That aspect is where growth hackers can significantly differ from traditional marketers. Instead of waiting for the campaign period to pass before developing any new ideas, their impatience will drive them to make adjustments on any weaknesses that the campaign might have even after it has already been implemented. Although the move might seem like an exceedingly risky one, if it is done wisely and correctly, it could have a huge payout in the end for any CMO who is willing to try it out.
However, in order to ensure that your customers will have enough time to adjust to any changes that you make, you should stagger the changes that you make across different aspects of your website and campaigns. Likewise, after you make any changes, set aside ample time to note which of those adjustments actually work for the better and think of another way to improve those that do not. In this way, you will be able to optimize both your marketing strategy and campaign message as well as your growing skills as a growth hacker.
Lesson #3 – Segment To The Fullest and Focus On Referral
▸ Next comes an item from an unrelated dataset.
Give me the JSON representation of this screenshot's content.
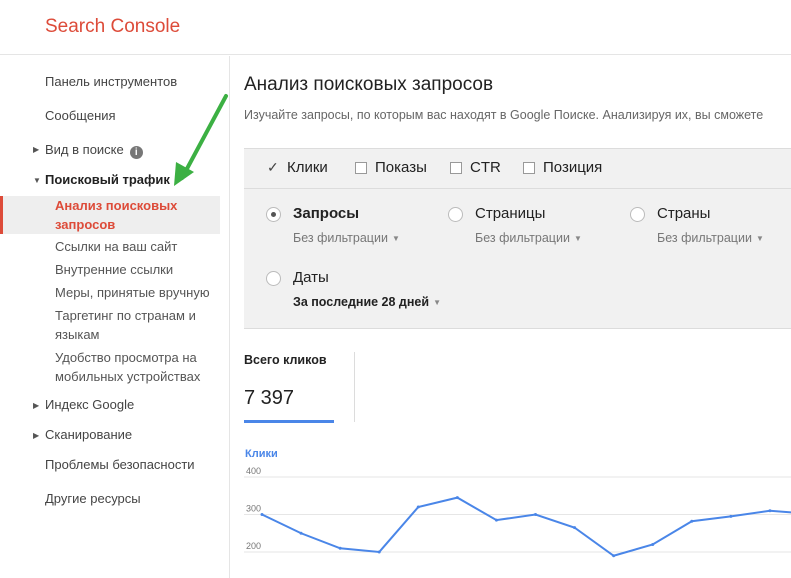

The final principle that growth hackers advocate is the importance of the concept of referral. Essentially, this means that instead of bombarding users with irrelevant content simply to get their attention, growth hackers actually make sure that they deliver campaigns and services that are both eye-catching and relevant but mostly have a referral potential. In this way, the message has a larger chance of having recall since the users can actually easily relate its core concept and that it has been shared by persons they can relate to.
The best and most-cited example is probably Dropbox’s case. According to its founder it has raised its signups by 60%. Their success lies in the facts that it was easy for users to refer. Moreover it was incentivized as users gained more storage capacities while referring. From the referral page:
Or from a direct link:
As a conclusion, the most vital thing that marketing executives should take away from the work of growth hackers is that while they should be open to change and immediate results, they should still not lose sight of the big picture or of their long term goals. After all, they should still make sure that they can actually execute the concept correctly so that they can achieve their desired results.
We’d love to hear your feedbacks about it! Any other growth-hacking lessons marketers could learned? Any questions?
As usual, do not hesitate 🙂